Her sense of his warmth returned, redoubled. He was so absolutely perfect.

I love you, Anchin-sama.


The following is the original author's note from when this was published in The Saga of Shirou's Summons on November 3rd, 2019.

I've been thinking about writing her for a while, like always trying to dig through the shallow pond of a person that Nasu, TYPE-MOON, and DelightWorks gives us to find the reservoir of personality hidden beneath. She's gonna get an arc, and one thing I will spoil for you is that she is not going to have a romantic relationship with Shirou. It's going to be a lot more wholesome. This will be one of the less dark arcs.

I accidentally made a Discord fanserver. The invite code is GkXXAYE. As this website doesn't allow links, I assume you know what to do with that.

Once more, my deepest thanks goes out to Aberron, TungstenCat, and Exstarsis. Have I plugged them enough by now? No? Got it. Abe writes a wonderful Mass Effect story and is actually working on a Fate/stay night fanfiction right now. TungstenCat and Exstarsis both recently published more new works, including (and I'm deeply and extremely honored by this), fanfiction of my Kiara arc. They each wrote a smutfic around her, and you can actually read them in a story order. Start with TungstenCat's A Long Night, Short Lived, and finish with Exstarsis's The Mermaid. They are excellent, and the fact that they haven't gotten enough attention before I plugged them is sad. Go check them out.

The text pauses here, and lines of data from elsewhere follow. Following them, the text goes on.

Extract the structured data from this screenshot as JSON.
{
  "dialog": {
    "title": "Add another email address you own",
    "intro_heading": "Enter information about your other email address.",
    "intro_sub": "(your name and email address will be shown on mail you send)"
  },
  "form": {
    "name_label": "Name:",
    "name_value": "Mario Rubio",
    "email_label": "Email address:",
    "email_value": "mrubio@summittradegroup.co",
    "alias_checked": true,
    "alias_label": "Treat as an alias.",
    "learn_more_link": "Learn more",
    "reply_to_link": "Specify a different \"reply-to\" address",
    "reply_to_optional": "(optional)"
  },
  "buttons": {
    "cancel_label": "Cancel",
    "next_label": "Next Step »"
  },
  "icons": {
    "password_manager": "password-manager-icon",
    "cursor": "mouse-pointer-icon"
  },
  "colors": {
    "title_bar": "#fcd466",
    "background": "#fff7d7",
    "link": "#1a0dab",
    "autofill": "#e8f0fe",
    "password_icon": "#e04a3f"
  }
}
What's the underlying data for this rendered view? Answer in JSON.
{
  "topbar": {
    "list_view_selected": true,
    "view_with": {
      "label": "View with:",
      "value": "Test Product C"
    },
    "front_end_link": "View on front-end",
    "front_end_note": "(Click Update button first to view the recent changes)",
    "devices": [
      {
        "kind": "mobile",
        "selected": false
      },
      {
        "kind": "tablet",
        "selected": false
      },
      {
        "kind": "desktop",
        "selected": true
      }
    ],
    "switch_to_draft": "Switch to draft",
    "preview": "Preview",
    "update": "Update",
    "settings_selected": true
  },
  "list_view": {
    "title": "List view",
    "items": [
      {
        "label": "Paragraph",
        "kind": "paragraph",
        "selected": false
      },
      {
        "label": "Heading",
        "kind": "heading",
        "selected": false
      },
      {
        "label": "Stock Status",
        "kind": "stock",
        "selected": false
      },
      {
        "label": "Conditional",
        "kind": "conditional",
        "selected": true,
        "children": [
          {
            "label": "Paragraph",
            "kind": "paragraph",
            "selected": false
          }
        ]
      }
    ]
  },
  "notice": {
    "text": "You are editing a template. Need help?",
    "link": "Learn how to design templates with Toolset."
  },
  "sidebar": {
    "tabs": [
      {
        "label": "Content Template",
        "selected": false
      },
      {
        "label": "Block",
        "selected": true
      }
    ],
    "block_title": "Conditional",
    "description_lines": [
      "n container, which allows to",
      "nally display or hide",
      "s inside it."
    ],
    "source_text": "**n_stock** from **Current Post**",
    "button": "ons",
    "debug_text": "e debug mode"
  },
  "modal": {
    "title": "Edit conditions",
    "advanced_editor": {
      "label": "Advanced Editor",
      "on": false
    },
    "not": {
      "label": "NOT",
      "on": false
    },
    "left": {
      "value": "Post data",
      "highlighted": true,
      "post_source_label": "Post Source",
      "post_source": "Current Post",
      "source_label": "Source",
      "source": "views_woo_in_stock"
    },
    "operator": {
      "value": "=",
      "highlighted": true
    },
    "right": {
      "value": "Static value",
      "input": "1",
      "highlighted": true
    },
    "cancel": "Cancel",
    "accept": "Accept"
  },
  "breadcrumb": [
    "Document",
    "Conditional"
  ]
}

The ending theme for this chapter is Houkou Kaiki by Morrigan.

Thanks for reading.